Does 10,000 hours make you a master? In 2005, Malcolm Gladwell released the book Outliers: The Story of Success , which I just listened to as part of my audiobook adventure. In it, he examined what factors led some of the wealthiest people to success. He looked at why most elite level hockey players are born in the first three months of the year [side note: my son was born in February, so watch for him in the draft one day ;) ] and mentions throughout the book something referred to as "the 10,000 Hour Rule". He hypothesizes that it may be the key to reaching world-class expertise and mastery of one's craft and/or profession.
I've been in the financial world for a while now, so I thought that I'd take a look at my own practice and see how close to being a master I am. Here's how it breaks down:
Number of hours I work on plans in a week – 17 out of 40ish (I’m being honest, I slack sometimes)

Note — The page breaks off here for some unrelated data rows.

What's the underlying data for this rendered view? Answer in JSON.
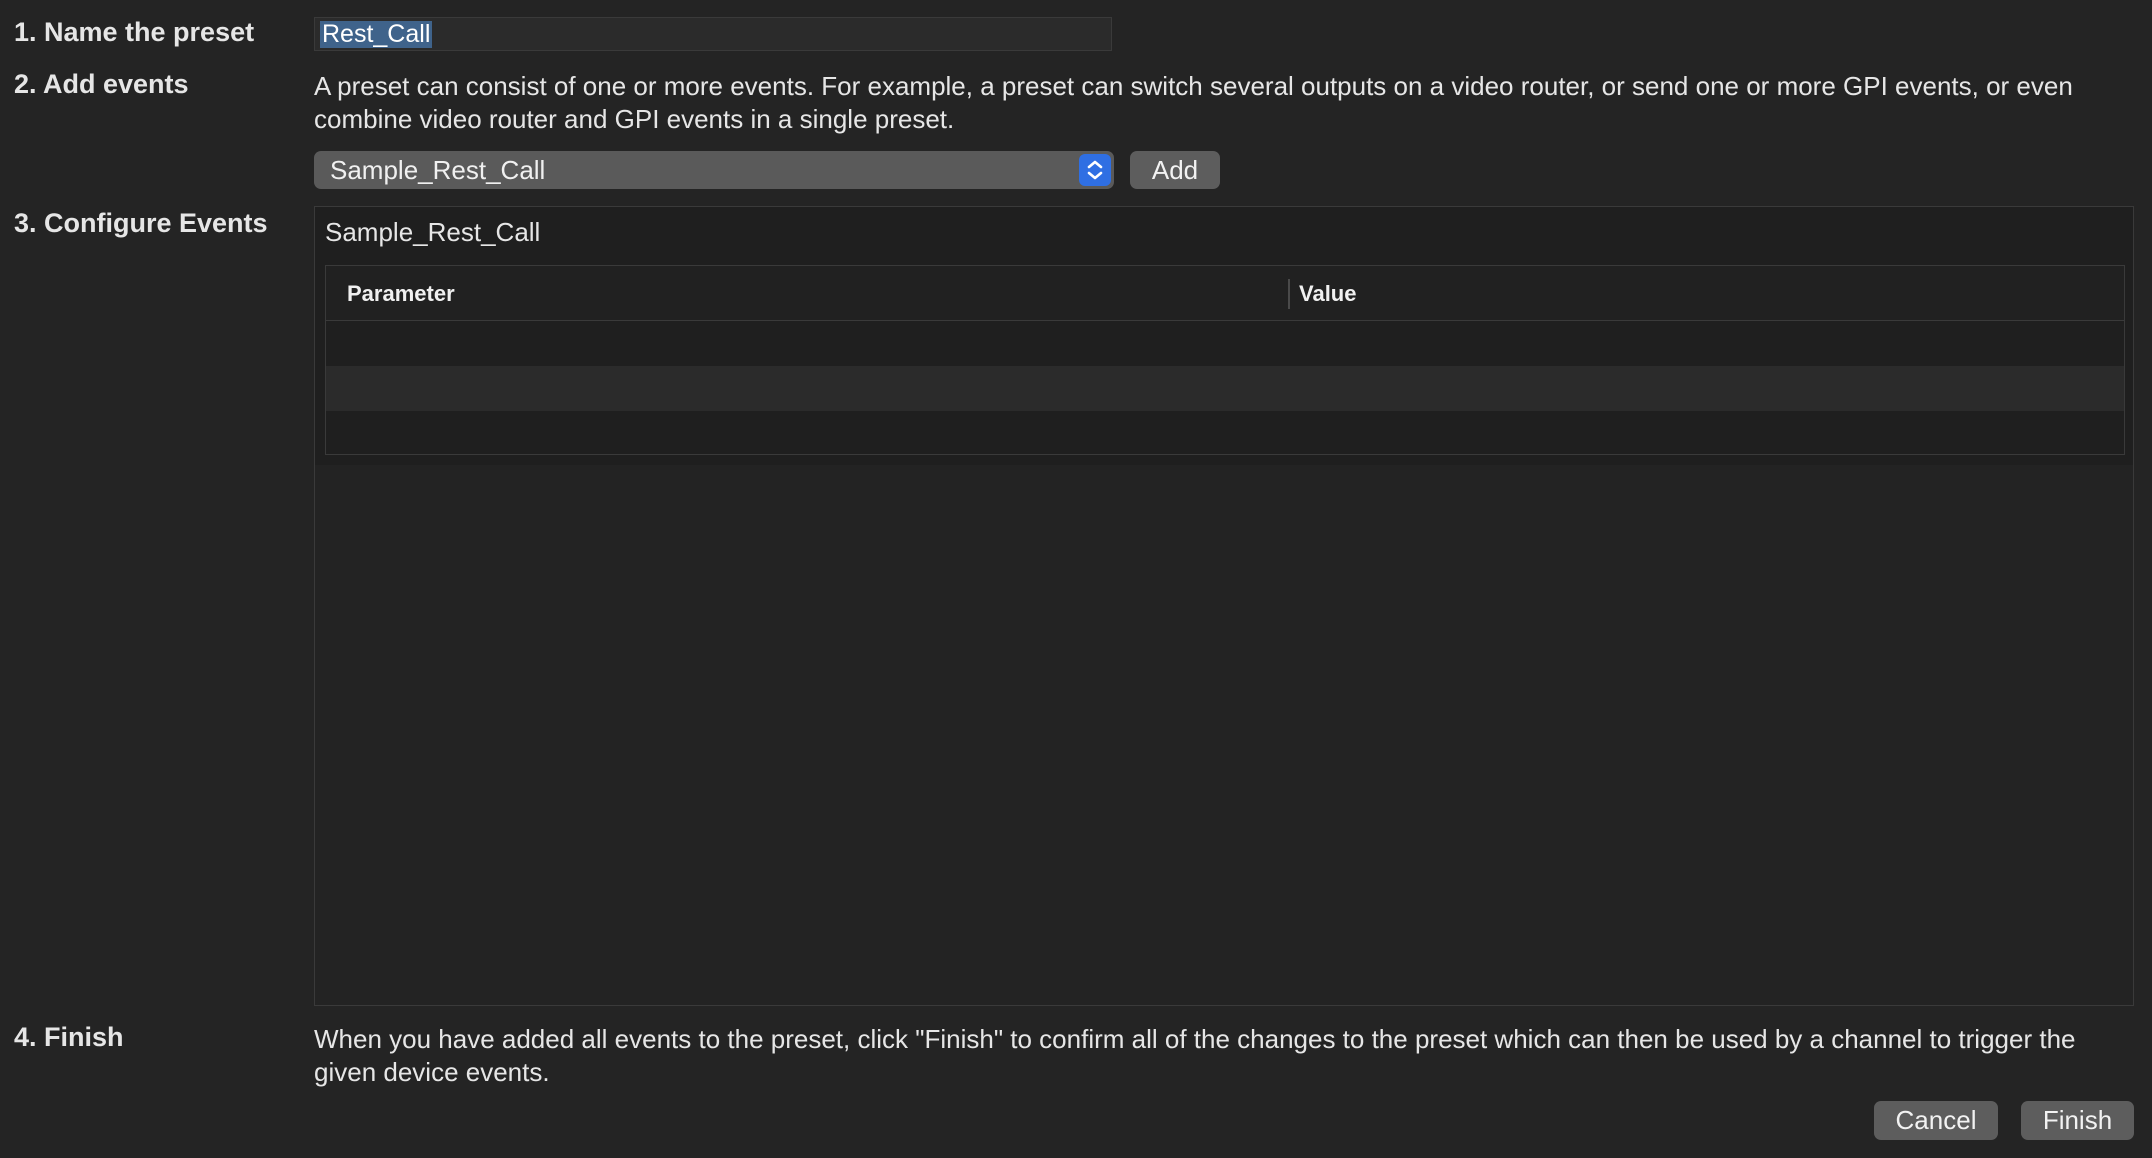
{
  "steps": {
    "name_label": "1. Name the preset",
    "add_label": "2. Add events",
    "configure_label": "3. Configure Events",
    "finish_label": "4. Finish"
  },
  "name_field": {
    "value": "Rest_Call"
  },
  "add_events": {
    "description": "A preset can consist of one or more events. For example, a preset can switch several outputs on a video router, or send one or more GPI events, or even combine video router and GPI events in a single preset.",
    "selected_event": "Sample_Rest_Call",
    "add_button": "Add"
  },
  "configure": {
    "event_title": "Sample_Rest_Call",
    "columns": [
      "Parameter",
      "Value"
    ],
    "rows": [
      {
        "parameter": "",
        "value": ""
      },
      {
        "parameter": "",
        "value": ""
      },
      {
        "parameter": "",
        "value": ""
      }
    ]
  },
  "finish": {
    "description": "When you have added all events to the preset, click \"Finish\" to confirm all of the changes to the preset which can then be used by a channel to trigger the given device events.",
    "cancel_button": "Cancel",
    "finish_button": "Finish"
  },
  "colors": {
    "background": "#242424",
    "selection": "#3f638b",
    "accent": "#2f6fe3",
    "button": "#5d5d5d"
  },
  "icons": {
    "stepper": "up-down-chevron-icon"
  }
}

10,000 hours to become a master divided by the 17 hours a week I work on plans = 11.3 years
I started my career in finance in May 2006 - 11 years ago!
So, according to this, I should be really close to becoming a master Financial Planner. I should be able to look at a client's portfolio and instantly come up with a plan. I mean, I've been doing it for 11 years! It's all about repetition, repeating the same thing, reproducing it, over and over again. But here's the thing: every client I meet is different. Each time I work with someone, they have different goals, different incomes, different time horizons.
Now, I'm not dismissing Gladwell's theory at all. I bet that if I were to practice the piano for 10,000 hours over the next 10 years, I'd get pretty good at it. However, that to me is working on one specific craft, whereas Financial Planning covers so many aspects of your life: investment management, tax planning, estate issues, insurance and risk management.....lots of moving parts. If I were to break down how long I have spent on each of these, I'd look like a rookie! That's why I work with a team of professionals who assist me in creating comprehensive plans.
Let's also keep in mind that the financial planning world is dynamic and changes all the time. Just these last 12 months have seen changes in the investment world (the growing popularity of ETFs, Robo-Advisors, and new fee transparency rules), life insurance world (updated mortality tables used to assess risk and premiums) and the tax laws change constantly. What I'm trying to say is what worked before might not work again. What your plan said would work 10,000 hours ago may not work now.
When was the last time you updated your plan? Your financial plan should be as dynamic as the world around you. Each year brings with it new rules, new products, new risks and brings you one year closer to your ultimate goal(s).
So, does 10,000 hours of working on Financial Plans make me a master at it? Hardly, but I love every minute of practice time! Think of what I can help you achieve in the next 10,000 hours of your life.